_RECORD SET_
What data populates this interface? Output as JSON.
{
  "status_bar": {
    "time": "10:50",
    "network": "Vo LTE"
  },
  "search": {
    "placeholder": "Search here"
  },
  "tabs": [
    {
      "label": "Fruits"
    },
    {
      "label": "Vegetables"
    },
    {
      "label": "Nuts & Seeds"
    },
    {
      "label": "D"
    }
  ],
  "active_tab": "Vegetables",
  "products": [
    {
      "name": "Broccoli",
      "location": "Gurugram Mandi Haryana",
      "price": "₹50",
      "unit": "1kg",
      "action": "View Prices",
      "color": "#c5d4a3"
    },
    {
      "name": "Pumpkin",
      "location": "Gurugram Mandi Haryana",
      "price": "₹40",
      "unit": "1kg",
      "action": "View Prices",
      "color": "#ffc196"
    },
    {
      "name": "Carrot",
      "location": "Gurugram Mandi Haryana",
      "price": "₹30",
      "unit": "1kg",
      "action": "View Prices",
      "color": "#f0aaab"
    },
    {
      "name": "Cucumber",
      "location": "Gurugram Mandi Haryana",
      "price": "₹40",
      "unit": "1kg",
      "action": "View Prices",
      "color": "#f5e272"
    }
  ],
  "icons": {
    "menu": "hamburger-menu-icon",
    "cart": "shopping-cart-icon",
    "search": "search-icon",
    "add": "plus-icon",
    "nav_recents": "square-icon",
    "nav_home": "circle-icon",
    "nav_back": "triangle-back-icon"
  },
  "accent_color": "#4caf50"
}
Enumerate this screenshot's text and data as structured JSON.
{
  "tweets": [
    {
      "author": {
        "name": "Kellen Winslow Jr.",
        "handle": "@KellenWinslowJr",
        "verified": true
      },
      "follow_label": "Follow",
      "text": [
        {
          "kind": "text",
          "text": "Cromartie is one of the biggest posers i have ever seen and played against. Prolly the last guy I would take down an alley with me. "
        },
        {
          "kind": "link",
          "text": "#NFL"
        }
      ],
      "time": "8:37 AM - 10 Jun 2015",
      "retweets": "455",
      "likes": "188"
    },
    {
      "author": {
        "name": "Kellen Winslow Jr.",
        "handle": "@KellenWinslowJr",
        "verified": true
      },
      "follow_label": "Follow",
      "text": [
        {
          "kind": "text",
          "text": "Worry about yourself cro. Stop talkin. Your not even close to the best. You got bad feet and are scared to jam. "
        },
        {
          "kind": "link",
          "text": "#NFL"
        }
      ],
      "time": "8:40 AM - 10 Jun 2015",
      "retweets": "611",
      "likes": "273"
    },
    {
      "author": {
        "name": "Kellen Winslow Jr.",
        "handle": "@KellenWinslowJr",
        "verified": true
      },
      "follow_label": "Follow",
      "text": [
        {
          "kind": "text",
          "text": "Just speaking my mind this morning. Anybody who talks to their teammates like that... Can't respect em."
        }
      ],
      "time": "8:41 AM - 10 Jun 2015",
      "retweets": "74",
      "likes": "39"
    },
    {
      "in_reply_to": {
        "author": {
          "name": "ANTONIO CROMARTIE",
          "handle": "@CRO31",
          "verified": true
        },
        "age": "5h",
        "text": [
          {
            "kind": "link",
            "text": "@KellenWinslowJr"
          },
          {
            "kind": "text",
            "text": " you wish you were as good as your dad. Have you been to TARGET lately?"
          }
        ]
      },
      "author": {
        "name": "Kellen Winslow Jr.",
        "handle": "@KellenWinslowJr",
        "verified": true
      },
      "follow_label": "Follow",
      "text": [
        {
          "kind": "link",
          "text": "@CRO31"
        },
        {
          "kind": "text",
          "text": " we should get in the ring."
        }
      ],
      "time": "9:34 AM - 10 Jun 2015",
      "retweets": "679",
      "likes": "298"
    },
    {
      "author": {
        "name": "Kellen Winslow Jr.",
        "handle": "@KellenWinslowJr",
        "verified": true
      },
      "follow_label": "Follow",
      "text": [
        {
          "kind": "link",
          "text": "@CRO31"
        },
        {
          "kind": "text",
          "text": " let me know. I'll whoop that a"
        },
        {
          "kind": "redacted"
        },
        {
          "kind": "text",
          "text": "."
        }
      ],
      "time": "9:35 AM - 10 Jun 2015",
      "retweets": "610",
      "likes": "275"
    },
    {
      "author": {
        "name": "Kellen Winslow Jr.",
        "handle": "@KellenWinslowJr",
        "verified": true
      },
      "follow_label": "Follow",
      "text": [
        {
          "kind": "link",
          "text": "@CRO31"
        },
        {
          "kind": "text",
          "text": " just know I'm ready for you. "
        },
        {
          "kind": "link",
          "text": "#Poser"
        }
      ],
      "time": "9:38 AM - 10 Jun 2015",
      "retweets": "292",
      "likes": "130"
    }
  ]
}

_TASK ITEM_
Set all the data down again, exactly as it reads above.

_RESULT OF THIS TASK_
What data populates this interface? Output as JSON.
{
  "status_bar": {
    "time": "10:50",
    "network": "Vo LTE"
  },
  "search": {
    "placeholder": "Search here"
  },
  "tabs": [
    {
      "label": "Fruits"
    },
    {
      "label": "Vegetables"
    },
    {
      "label": "Nuts & Seeds"
    },
    {
      "label": "D"
    }
  ],
  "active_tab": "Vegetables",
  "products": [
    {
      "name": "Broccoli",
      "location": "Gurugram Mandi Haryana",
      "price": "₹50",
      "unit": "1kg",
      "action": "View Prices",
      "color": "#c5d4a3"
    },
    {
      "name": "Pumpkin",
      "location": "Gurugram Mandi Haryana",
      "price": "₹40",
      "unit": "1kg",
      "action": "View Prices",
      "color": "#ffc196"
    },
    {
      "name": "Carrot",
      "location": "Gurugram Mandi Haryana",
      "price": "₹30",
      "unit": "1kg",
      "action": "View Prices",
      "color": "#f0aaab"
    },
    {
      "name": "Cucumber",
      "location": "Gurugram Mandi Haryana",
      "price": "₹40",
      "unit": "1kg",
      "action": "View Prices",
      "color": "#f5e272"
    }
  ],
  "icons": {
    "menu": "hamburger-menu-icon",
    "cart": "shopping-cart-icon",
    "search": "search-icon",
    "add": "plus-icon",
    "nav_recents": "square-icon",
    "nav_home": "circle-icon",
    "nav_back": "triangle-back-icon"
  },
  "accent_color": "#4caf50"
}
Enumerate this screenshot's text and data as structured JSON.
{
  "tweets": [
    {
      "author": {
        "name": "Kellen Winslow Jr.",
        "handle": "@KellenWinslowJr",
        "verified": true
      },
      "follow_label": "Follow",
      "text": [
        {
          "kind": "text",
          "text": "Cromartie is one of the biggest posers i have ever seen and played against. Prolly the last guy I would take down an alley with me. "
        },
        {
          "kind": "link",
          "text": "#NFL"
        }
      ],
      "time": "8:37 AM - 10 Jun 2015",
      "retweets": "455",
      "likes": "188"
    },
    {
      "author": {
        "name": "Kellen Winslow Jr.",
        "handle": "@KellenWinslowJr",
        "verified": true
      },
      "follow_label": "Follow",
      "text": [
        {
          "kind": "text",
          "text": "Worry about yourself cro. Stop talkin. Your not even close to the best. You got bad feet and are scared to jam. "
        },
        {
          "kind": "link",
          "text": "#NFL"
        }
      ],
      "time": "8:40 AM - 10 Jun 2015",
      "retweets": "611",
      "likes": "273"
    },
    {
      "author": {
        "name": "Kellen Winslow Jr.",
        "handle": "@KellenWinslowJr",
        "verified": true
      },
      "follow_label": "Follow",
      "text": [
        {
          "kind": "text",
          "text": "Just speaking my mind this morning. Anybody who talks to their teammates like that... Can't respect em."
        }
      ],
      "time": "8:41 AM - 10 Jun 2015",
      "retweets": "74",
      "likes": "39"
    },
    {
      "in_reply_to": {
        "author": {
          "name": "ANTONIO CROMARTIE",
          "handle": "@CRO31",
          "verified": true
        },
        "age": "5h",
        "text": [
          {
            "kind": "link",
            "text": "@KellenWinslowJr"
          },
          {
            "kind": "text",
            "text": " you wish you were as good as your dad. Have you been to TARGET lately?"
          }
        ]
      },
      "author": {
        "name": "Kellen Winslow Jr.",
        "handle": "@KellenWinslowJr",
        "verified": true
      },
      "follow_label": "Follow",
      "text": [
        {
          "kind": "link",
          "text": "@CRO31"
        },
        {
          "kind": "text",
          "text": " we should get in the ring."
        }
      ],
      "time": "9:34 AM - 10 Jun 2015",
      "retweets": "679",
      "likes": "298"
    },
    {
      "author": {
        "name": "Kellen Winslow Jr.",
        "handle": "@KellenWinslowJr",
        "verified": true
      },
      "follow_label": "Follow",
      "text": [
        {
          "kind": "link",
          "text": "@CRO31"
        },
        {
          "kind": "text",
          "text": " let me know. I'll whoop that a"
        },
        {
          "kind": "redacted"
        },
        {
          "kind": "text",
          "text": "."
        }
      ],
      "time": "9:35 AM - 10 Jun 2015",
      "retweets": "610",
      "likes": "275"
    },
    {
      "author": {
        "name": "Kellen Winslow Jr.",
        "handle": "@KellenWinslowJr",
        "verified": true
      },
      "follow_label": "Follow",
      "text": [
        {
          "kind": "link",
          "text": "@CRO31"
        },
        {
          "kind": "text",
          "text": " just know I'm ready for you. "
        },
        {
          "kind": "link",
          "text": "#Poser"
        }
      ],
      "time": "9:38 AM - 10 Jun 2015",
      "retweets": "292",
      "likes": "130"
    }
  ]
}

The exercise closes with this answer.